Purchase necessary insurance coverage and review your policies regularly. Many people who have lost their homes to disasters find their insurance policies do not cover the cost of rebuilding. If you have householder insurance, review your policy annually to ensure it reflects the actual replacement cost of your home and its contents. This is especially important if your home has risen significantly in value or if you have made improvements to the property. Be aware that your policy may not cover damage due to specific causes, such as flooding.

In addition to householder insurance, you should consider disability coverage to protect yourself and your family in case you are injured in a disaster and unable to work for a period of time. You should also make sure that your life insurance coverage is sufficient to meet the needs of your family. Keep in mind that it may be possible to withdraw some or all of the cash value from a life insurance policy, if necessary.
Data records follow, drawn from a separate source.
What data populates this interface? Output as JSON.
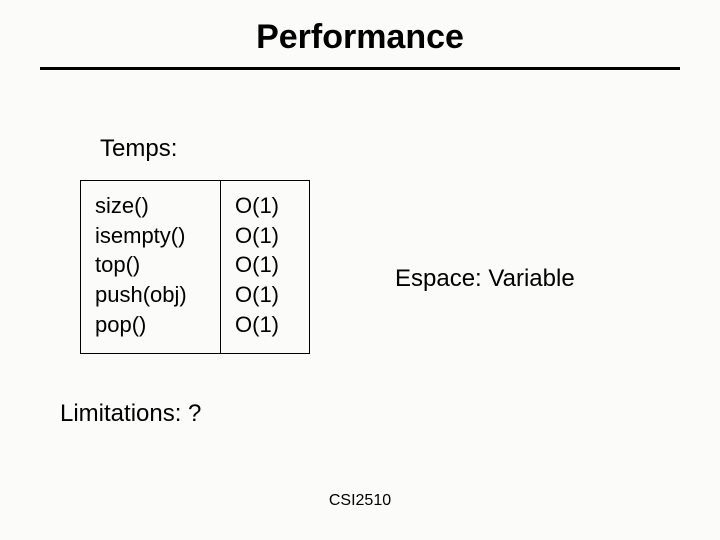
{
  "title": "Performance",
  "temps_label": "Temps:",
  "ops": {
    "r0": "size()",
    "r1": "isempty()",
    "r2": "top()",
    "r3": "push(obj)",
    "r4": "pop()"
  },
  "big": {
    "r0": "O(1)",
    "r1": "O(1)",
    "r2": "O(1)",
    "r3": "O(1)",
    "r4": "O(1)"
  },
  "espace": "Espace: Variable",
  "limitations": "Limitations: ?",
  "footer": "CSI2510"
}
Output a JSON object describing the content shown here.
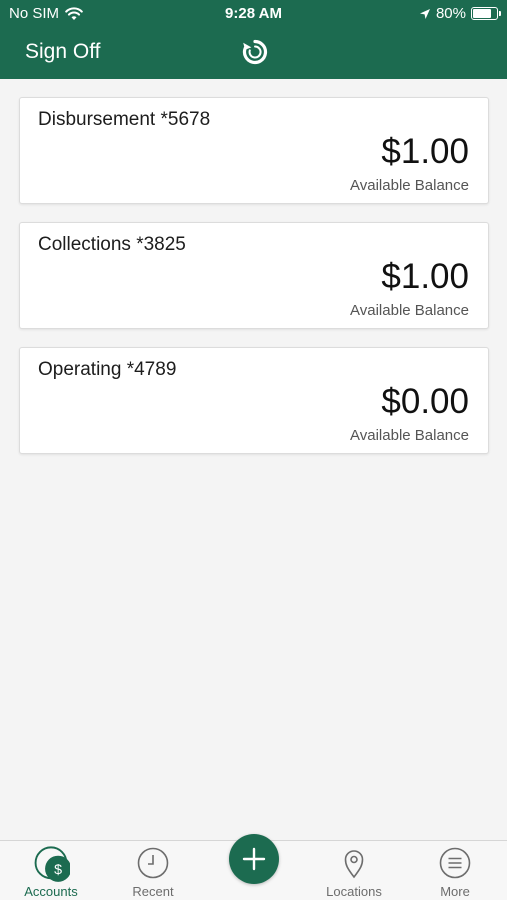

Your individual circumstances will ultimately determine what steps you should take to protect yourself and your family from a possible disaster. Remember, disasters strike with little or no warning—the time to prepare is now.

Tuesday, November 22, 2011

What sort of problems can “Too Much Real Estate” cause?

Well, today most people are in kind of race to acquire property and leveraging their future income although Lot of planners have already talked about risks of improper asset allocation and excess leveraging’s but real estate is still a darling asset for investors.

Such affection towards real estate is largely attributed towards fast run up in land prices over last few years & People have started feeling that real estate is an investment which gives high risk free return. (Really wonders if they remember the principle of economics!)

 Some of the most common financial problems investors might face with “owning too much real estate.” And by owning, I also mean in the process of owning are High construction costs, delayed projects, high maintenance costs, and huge supply levels to name a few. But low liquidity and high interest rates are what could keep them up at night. Housing liquidity is used to describe how easy it would be for you to quickly sell your home at an “acceptable” price. The lower the liquidity, the harder it would be to get rid of your house in an “emergency” situation (job transfer, budget constraints, etc).
Higher outflow in case of Increased interest rates: The maximum amount of monthly income that should be dedicated to Housing EMI  is 25%. It is quite possible that if EMI ranges up to 30-35% of income will still be alright. But if 40% of household income goes to pay mortgage, then it could be a really big trouble. This isn’t always the case, but it is often the case.

No Tax benefit: when the market cycle turns downward then most of the projects gets delayed due to short of funds or builder interests as a result higher cost, severe liquidity issue and The worst part could be you will not even get tax break till possession of the property while you may have to make your time linked payment.

Improper Asset Allocation : Most buyers have no clue about how much real estate do they need in their portfolio? What should be the right product mix? The answer will determine whether or not they are in a “healthy” situation. Increased EMI can force many borrowers to liquidate their other saving to repay some amount of loan which will expose them to improper portfolio diversification. Any deterioration in economy, job or income scenario can force them towards distress sale of property or missing some of their important financial goals.

Increased Cost of maintenance: Maintenance charges, electricity bills, property Taxes, Wealth tax could be some additional expenses on your pocket if property is handed over and the more one spend on housing, then less he can spend on…everything else! This means that most likely you can’t save money, can’t pay off debt, and can’t go on vacation. Having a high housing cost percentage leaves very little room for error. You MUST turn to your budget and evaluate “what if” scenario.

Whether you should buy or not, you need to know where you stand. What is the objective to buy this property? The solution very well may be that you sell your existing property. This is a terribly tough decision, but it could save the rest of your financial life.